If you can try to actually do the job or get a job around the people who do what you want to do. You will get a great deal of insight into what will be required of you if you decide that career is right for you and you will learn whether you like it or not before having to spend years getting a degree or the required training. It will also get you connected to potential employers or people who could get you strong recommendations. It also can act as experience that is relevant to your future job.

This is the difficult part of finding happiness and joy in your job. All too often we listen too closely to others and do what they want us to do rather than pursue a career that is fulfilling for us. We have to live our life, not other people. But when deciding on the course of our lives, it is more important to respect our wants and desires than those of the people around us. We have to live with our choices. And when we find a career we love, we will serve others with more energy, doing a better job and spreading more happiness to others in the process.

Once you determine what things YOU find enjoyable and have found one or more career paths that require efforts you will enjoy, find out who hires for those careers. What do the job postings employers put up say? Do they require a degree? Certifications? Experience? Training?

Take this list of what employers want to see in their job applicants and start doing what it takes to become qualified.

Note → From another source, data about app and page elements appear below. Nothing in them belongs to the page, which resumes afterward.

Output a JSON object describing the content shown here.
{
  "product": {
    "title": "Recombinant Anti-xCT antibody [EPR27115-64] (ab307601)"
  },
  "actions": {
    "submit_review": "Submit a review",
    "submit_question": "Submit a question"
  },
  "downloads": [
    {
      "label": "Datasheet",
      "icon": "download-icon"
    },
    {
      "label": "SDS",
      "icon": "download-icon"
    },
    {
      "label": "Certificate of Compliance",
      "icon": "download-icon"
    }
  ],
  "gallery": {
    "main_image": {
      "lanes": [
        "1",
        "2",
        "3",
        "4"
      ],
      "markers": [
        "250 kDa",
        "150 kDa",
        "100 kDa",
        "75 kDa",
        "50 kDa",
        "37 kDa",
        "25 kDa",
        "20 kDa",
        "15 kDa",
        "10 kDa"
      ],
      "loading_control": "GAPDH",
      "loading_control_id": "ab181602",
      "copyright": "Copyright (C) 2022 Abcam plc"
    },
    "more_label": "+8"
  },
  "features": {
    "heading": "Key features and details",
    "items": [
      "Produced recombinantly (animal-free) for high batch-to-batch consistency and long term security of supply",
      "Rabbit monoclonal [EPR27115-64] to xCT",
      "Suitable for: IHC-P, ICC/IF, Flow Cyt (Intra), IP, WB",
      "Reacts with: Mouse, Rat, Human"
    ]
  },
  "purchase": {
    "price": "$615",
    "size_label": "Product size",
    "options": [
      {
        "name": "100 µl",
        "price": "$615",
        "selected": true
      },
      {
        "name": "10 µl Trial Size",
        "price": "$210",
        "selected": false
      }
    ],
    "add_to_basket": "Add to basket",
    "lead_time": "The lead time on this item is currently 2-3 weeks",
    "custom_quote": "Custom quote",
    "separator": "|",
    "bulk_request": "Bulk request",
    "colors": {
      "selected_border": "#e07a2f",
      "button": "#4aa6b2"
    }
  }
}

Remember, as you exert the efforts required to land that job, you are doing these things so you can do what you love. You are seeking out the fun in life to create a career of play and not work. Thinking this way makes the effort you exert to get that fun job enjoyable as well and it is so much easier.

As you seek out your education and training, also look for opportunities to work as closely as possible with people who are doing what you want to do. I have found that an hour of experience is worth more than 10 hours of education. The education is important and in many high end occupations a prerequisite to the job. But you learn so much more by doing than by studying.

Also, get as much practice as you can. It has been well researched and is widely believed that to be considered an expert in your field that, no matter how talented you are, you need about 10,000 hours of practice. This translates to 40 hours a week, 50 weeks a year for 5 years. Your practice includes your study, research and actual work experience. I would also go as far as to say it depends on how hard you expend effort toward your goal and how focused you are when you are doing it. If you are intent on the task, it may actually take a little less than 10,000 hours and if you lack focus it could easily take much more.

Employers benefit most from employees who love what they do. When you love it, you expend more effort and are more focused. Loving your job is a benefit to everyone. And your co-workers will be much easier to be with if you are having fun.

Of course, no job is completely void of some work. Life in general isn't all play either. But you can maximize the fun and minimize the work. Optimally I would say if you only have 1 hour of actual work every day you are doing great. And if you are enjoying everything else, the work won't really be all that bad - heck at least it is over with pretty quickly so you can go back to playing!

Having fun in your career means you will be happier, healthier and more productive. It translates to greater success and more job security. It means a happier family life as you take the joy and not the frustration home at the end of the day. It reduces stress and can help to prolong life.

So have fun and don't work, GO PLAY!